    The main item on the agenda at the Opec meeting is the falling oil price, and what to do about it. BBC economics correspondent Andrew Walker says lower demand has pushed the price down, caused by a slowdown in industrial production in the eurozone and China. But US oil production - thanks to fracking - is also at its highest since 1986 and that is putting pressure on the price of Brent crude as well.

     
  18.  
    06:20: What is Opec?
    Opec

    The Organization of the Petroleum Exporting Countries (Opec) is holding talks in Vienna later today, on how to address the 30% fall in crude oil prices since June. Our colleagues have put together a 60-second explainer that will tell you what the meeting is all about.

     
  19.  
    06:10: Thomas Cook Radio 5 live

    Anne Richards, chief investment officer at Aberdeen Asset Management, tells Wake Up to Money that Harriet Green's shock departure from Thomas Cook yesterday doesn't feel "pre-ordained", and as a large shareholder, her company will be asking for an explanation.

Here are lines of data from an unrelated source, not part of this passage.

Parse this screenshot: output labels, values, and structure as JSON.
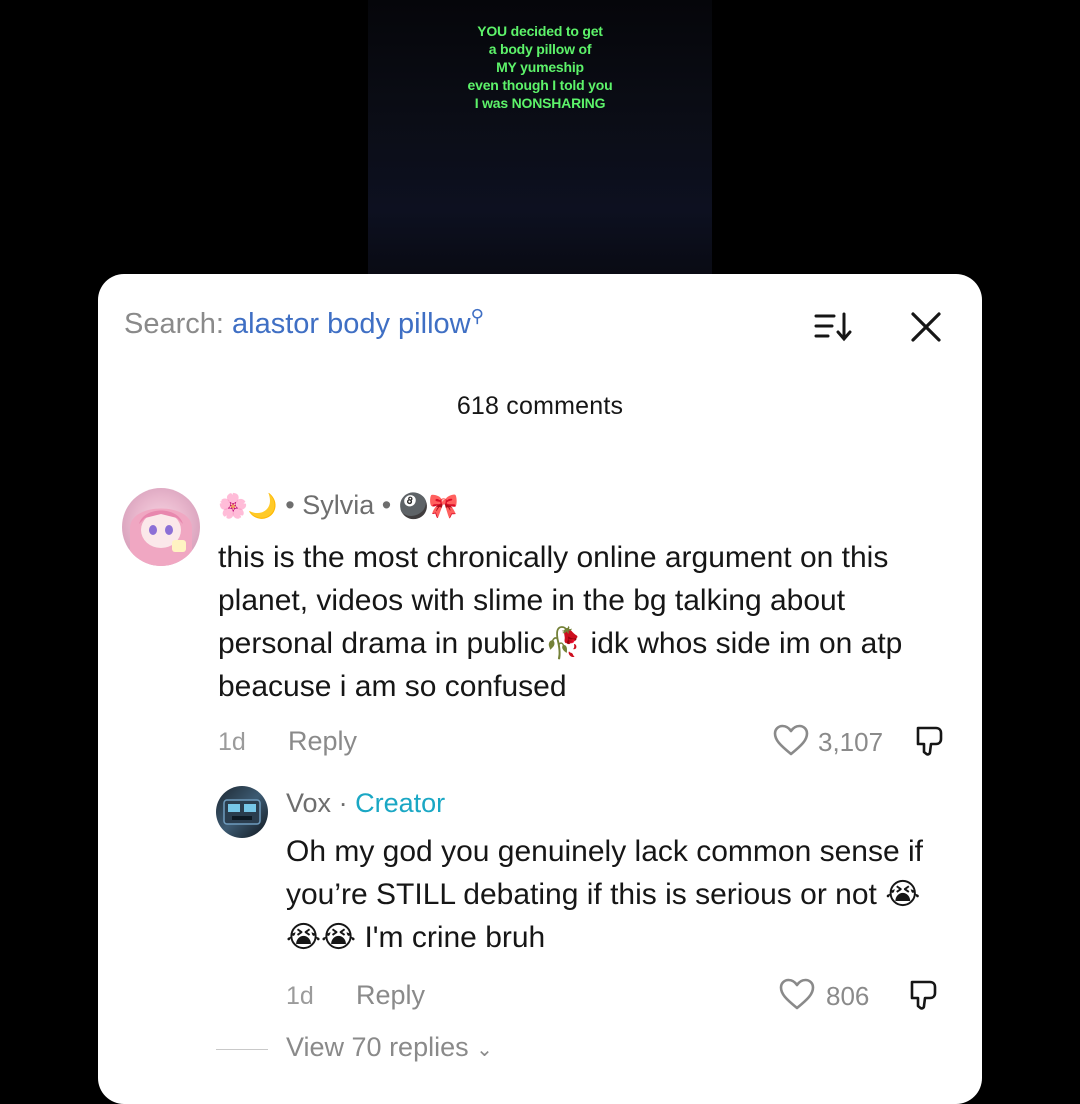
{
  "video": {
    "caption_lines": [
      "YOU decided to get",
      "a body pillow of",
      "MY yumeship",
      "even though I told you",
      "I was NONSHARING"
    ]
  },
  "panel": {
    "search_prefix": "Search:",
    "search_term": "alastor body pillow",
    "comment_count": "618 comments",
    "icons": {
      "sort": "sort-icon",
      "close": "close-icon",
      "search": "search-magnifier-icon"
    }
  },
  "comments": [
    {
      "author_prefix_emoji": "🌸🌙",
      "author_name": "Sylvia",
      "author_suffix_emoji": "🎱🎀",
      "text": "this is the most chronically online argument on this planet, videos with slime in the bg talking about personal drama in public🥀 idk whos side im on atp beacuse i am so confused",
      "age": "1d",
      "reply_label": "Reply",
      "likes": "3,107"
    },
    {
      "author_name": "Vox",
      "badge": "Creator",
      "text": "Oh my god you genuinely lack common sense if you’re STILL debating if this is serious or not 😭😭😭 I'm crine bruh",
      "age": "1d",
      "reply_label": "Reply",
      "likes": "806"
    }
  ],
  "view_replies": "View 70 replies",
  "colors": {
    "caption": "#5df36a",
    "search_term": "#3f6fc4",
    "creator_badge": "#1aa7c4"
  }
}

Thomas Cook's share price slumped 17% following the news.

     
  20.  
    06:02: Matthew West Business Reporter

    Morning. We should also be getting details of who the East Coast Mainline is being sold to this morning too. According to the Mirror newspaper, the government has decided upon a French consortium which includes Kelios - ultimately owned by French state rail operator SNCF. Will bring you that announcement when it happens. As always get in touch via email at bizlivepage@bbc.co.uk or on Twitter @bbcbusiness.

     
  21.  
    06:00: Joe Miller Business Reporter

    Good morning. A cross-party report is understood to have recommended giving the Scottish Parliament new powers to set income tax and control some welfare payments. The report was commissioned after David Cameron, Ed Miliband and Nick Clegg promised shortly before the independence referendum that Holyrood would be given new powers, if people voted to stay in the UK. Stay tuned for more details.

     

Features

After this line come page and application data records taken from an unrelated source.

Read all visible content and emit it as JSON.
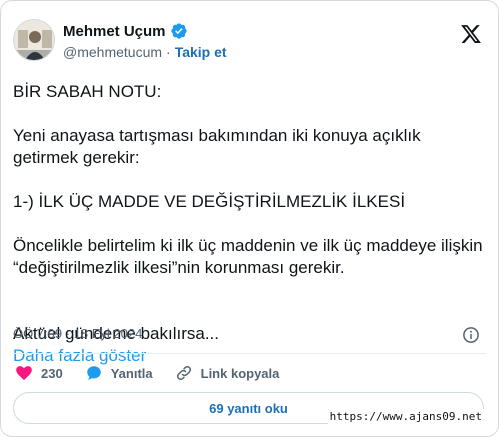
{
  "author": {
    "name": "Mehmet Uçum",
    "handle": "@mehmetucum",
    "separator": "·",
    "follow_label": "Takip et"
  },
  "tweet": {
    "paragraphs": [
      "BİR SABAH NOTU:",
      "Yeni anayasa tartışması bakımından iki konuya açıklık getirmek gerekir:",
      "1-) İLK ÜÇ MADDE VE DEĞİŞTİRİLMEZLİK İLKESİ",
      "Öncelikle belirtelim ki ilk üç maddenin ve ilk üç maddeye ilişkin “değiştirilmezlik ilkesi”nin korunması gerekir."
    ],
    "truncated_text": "Aktüel gündeme bakılırsa...",
    "show_more_label": "Daha fazla göster",
    "timestamp": "ÖÖ 7:09 · 18 Eyl 2024"
  },
  "actions": {
    "like_count": "230",
    "reply_label": "Yanıtla",
    "copy_link_label": "Link kopyala"
  },
  "replies_button_label": "69 yanıtı oku",
  "watermark": "https://www.ajans09.net",
  "colors": {
    "accent": "#1d9bf0",
    "like": "#f91880",
    "text": "#0f1419",
    "muted": "#536471"
  }
}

  • Afghan interpetersBlacklisted

    The Afghan interpreters left by the US to the mercy of the Taliban


  • Prosperi in the 1994 MdSLost in the desert

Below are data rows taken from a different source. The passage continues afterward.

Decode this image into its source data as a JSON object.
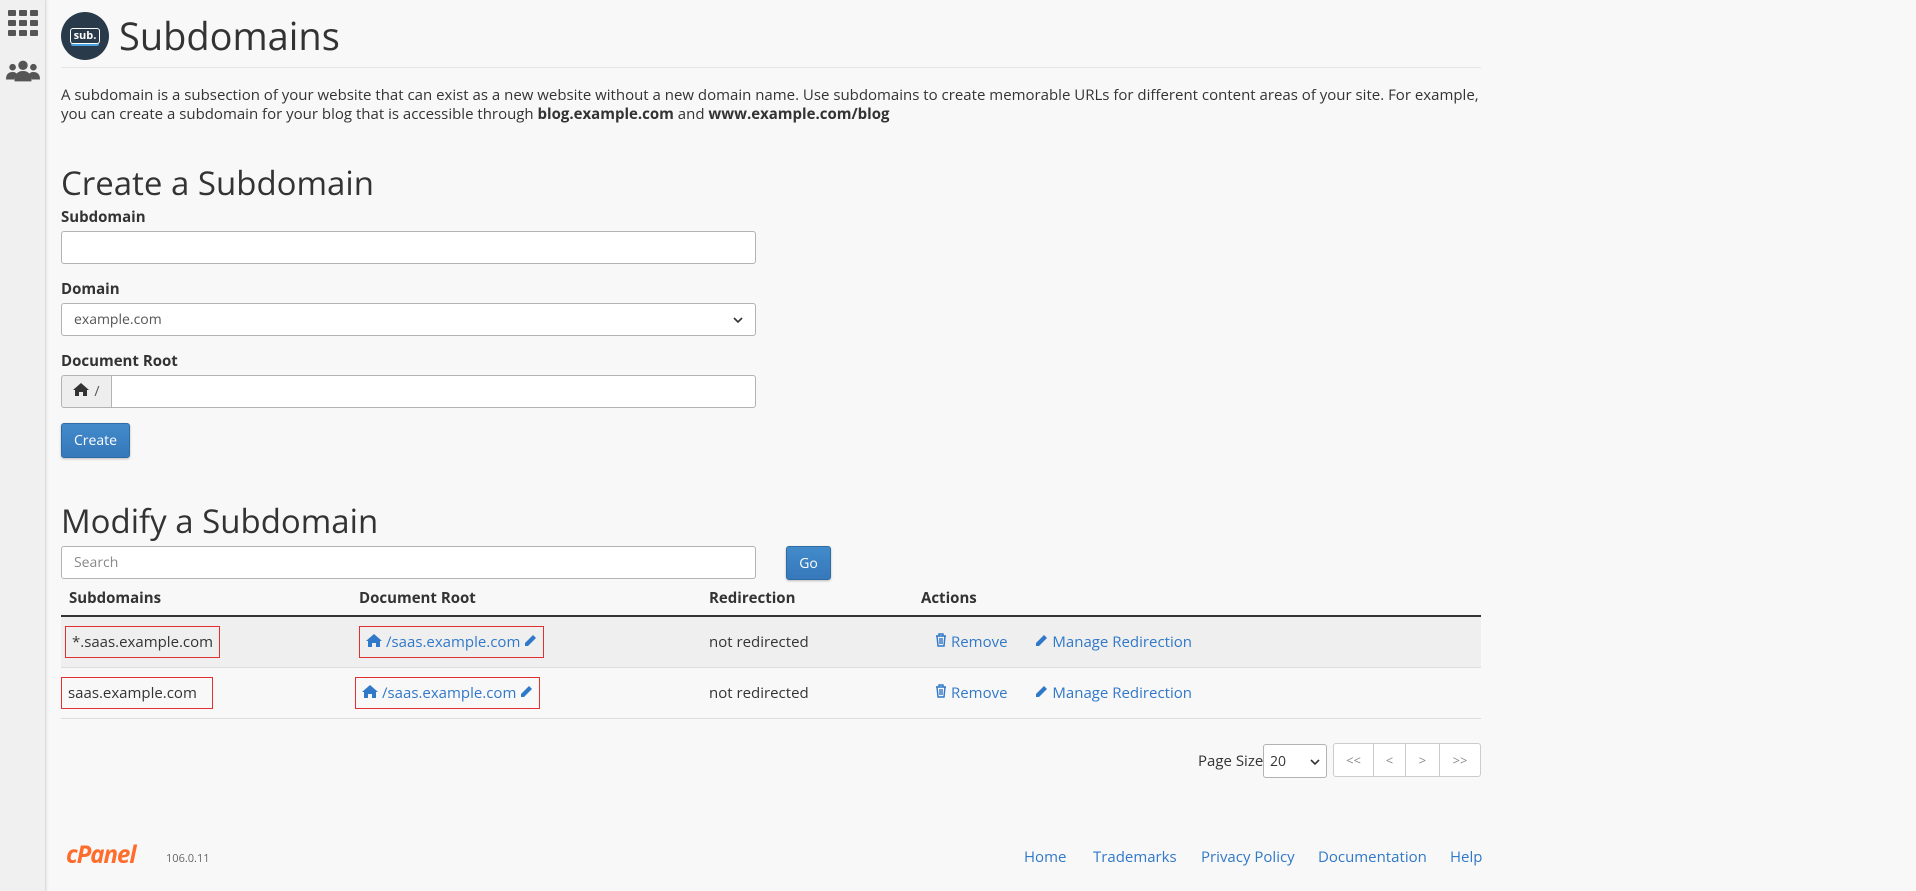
{
  "page": {
    "title": "Subdomains",
    "logo_text": "sub.",
    "description_prefix": "A subdomain is a subsection of your website that can exist as a new website without a new domain name. Use subdomains to create memorable URLs for different content areas of your site. For example, you can create a subdomain for your blog that is accessible through ",
    "description_ex1": "blog.example.com",
    "description_and": " and ",
    "description_ex2": "www.example.com/blog"
  },
  "create": {
    "heading": "Create a Subdomain",
    "subdomain_label": "Subdomain",
    "subdomain_value": "",
    "domain_label": "Domain",
    "domain_selected": "example.com",
    "docroot_label": "Document Root",
    "docroot_prefix": "/",
    "docroot_value": "",
    "create_button": "Create"
  },
  "modify": {
    "heading": "Modify a Subdomain",
    "search_placeholder": "Search",
    "go_button": "Go",
    "columns": [
      "Subdomains",
      "Document Root",
      "Redirection",
      "Actions"
    ],
    "rows": [
      {
        "subdomain": "*.saas.example.com",
        "docroot": "/saas.example.com",
        "redirection": "not redirected",
        "remove": "Remove",
        "manage": "Manage Redirection"
      },
      {
        "subdomain": "saas.example.com",
        "docroot": "/saas.example.com",
        "redirection": "not redirected",
        "remove": "Remove",
        "manage": "Manage Redirection"
      }
    ],
    "page_size_label": "Page Size",
    "page_size_value": "20",
    "pager": [
      "<<",
      "<",
      ">",
      ">>"
    ]
  },
  "footer": {
    "brand": "cPanel",
    "version": "106.0.11",
    "links": [
      "Home",
      "Trademarks",
      "Privacy Policy",
      "Documentation",
      "Help"
    ]
  },
  "colors": {
    "accent": "#3078c8",
    "brand_orange": "#ff6c2c",
    "highlight_red": "#e03030"
  }
}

    How I drank urine and bat blood to survive in the Sahara


  • photo of patient zero, two year-old Emile OuamounoPatient zero

    Tracking first Ebola victim and and how virus spread


  • Iranian Foreign Minister Mohammed Javad Zarif (left) and chief nuclear negotiator Abbas Araqchi wave to journalists from the Palais Coburg in Vienna (22 November 2014)Waiting game

    Journalists watch as nuclear talks go to the wire


From BBC Capital

Programmes

  • The challenge is to drop a bottle of water within 100 metres of this dummyClick Watch

    The race to get water – transported by drone – to a man stuck in remote Australia

BBC © 2014 The BBC is not responsible for the content of external sites. Read more.

This page is best viewed in an up-to-date web browser with style sheets (CSS) enabled. While you will be able to view the content of this page in your current browser, you will not be able to get the full visual experience. Please consider upgrading your browser software or enabling style sheets (CSS) if you are able to do so.